There are two price advantages, Rob, and both have to do more with operating costs than initial costs. First, utility companies don't want to send people out to read meters and turn meters on and off. That's too costly. Second, utility companies want their readings to be as accurate as possible. A 1% error multiplied by two million meters can be costly.
MEMSIC says that today's electromechanical methods of measuring gas flow are accurate but not well suited to implementation in smart meters with wireless communication capabilities. They also say that previous MEMS-based methods did not have the high resolution that the new sensor offers.

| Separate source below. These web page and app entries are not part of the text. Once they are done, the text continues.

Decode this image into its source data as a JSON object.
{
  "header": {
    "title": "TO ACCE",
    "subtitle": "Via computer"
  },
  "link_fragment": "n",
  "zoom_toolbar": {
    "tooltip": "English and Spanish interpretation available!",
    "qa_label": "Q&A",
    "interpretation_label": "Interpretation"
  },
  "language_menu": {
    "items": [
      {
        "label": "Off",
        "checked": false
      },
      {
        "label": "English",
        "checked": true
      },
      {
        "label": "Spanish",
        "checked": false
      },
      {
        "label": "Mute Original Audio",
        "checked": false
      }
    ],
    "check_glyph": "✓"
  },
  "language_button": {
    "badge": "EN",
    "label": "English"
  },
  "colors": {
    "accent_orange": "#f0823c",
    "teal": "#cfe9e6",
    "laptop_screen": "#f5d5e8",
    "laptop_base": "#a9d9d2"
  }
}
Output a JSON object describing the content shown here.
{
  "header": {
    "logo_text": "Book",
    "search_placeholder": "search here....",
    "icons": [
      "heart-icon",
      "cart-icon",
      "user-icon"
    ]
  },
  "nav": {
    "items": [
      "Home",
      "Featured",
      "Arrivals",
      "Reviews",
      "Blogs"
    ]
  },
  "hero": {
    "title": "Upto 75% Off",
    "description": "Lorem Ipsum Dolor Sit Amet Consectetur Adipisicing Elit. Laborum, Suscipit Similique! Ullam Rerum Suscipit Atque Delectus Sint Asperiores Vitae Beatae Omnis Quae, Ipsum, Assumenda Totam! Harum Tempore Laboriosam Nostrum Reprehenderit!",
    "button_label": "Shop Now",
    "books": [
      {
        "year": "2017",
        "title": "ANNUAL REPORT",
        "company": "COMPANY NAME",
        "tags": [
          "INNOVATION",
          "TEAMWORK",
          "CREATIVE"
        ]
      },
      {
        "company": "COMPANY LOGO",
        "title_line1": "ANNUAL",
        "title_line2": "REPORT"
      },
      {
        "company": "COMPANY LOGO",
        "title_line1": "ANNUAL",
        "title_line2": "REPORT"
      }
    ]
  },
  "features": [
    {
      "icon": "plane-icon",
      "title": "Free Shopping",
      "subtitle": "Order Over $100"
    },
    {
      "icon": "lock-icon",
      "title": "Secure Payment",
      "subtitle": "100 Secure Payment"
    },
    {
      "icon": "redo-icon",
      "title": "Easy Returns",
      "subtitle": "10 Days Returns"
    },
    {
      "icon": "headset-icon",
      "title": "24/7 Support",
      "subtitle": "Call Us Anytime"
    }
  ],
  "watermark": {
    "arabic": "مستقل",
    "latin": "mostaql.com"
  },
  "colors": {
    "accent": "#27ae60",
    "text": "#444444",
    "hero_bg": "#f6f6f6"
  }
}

The first Tacoma Narrows Bridge was a Washington State suspension bridge that opened in 1940 and spanned the Tacoma Narrows strait of Puget Sound between Tacoma and the Kitsap Peninsula. It opened to traffic on July 1, 1940, and dramatically collapsed into Puget Sound on November 7, just four months after it opened.
Noting that we now live in an era of “confusion and ill-conceived stuff,” Ammunition design studio founder Robert Brunner, speaking at Gigaom Roadmap, said that by adding connectivity to everything and its mother, we aren't necessarily doing ourselves any favors, with many ‘things’ just fine in their unconnected state.
Focus on Fundamentals consists of 45-minute on-line classes that cover a host of technologies. You learn without leaving the comfort of your desk. All classes are taught by subject-matter experts and all are archived. So if you can't attend live, attend at your convenience.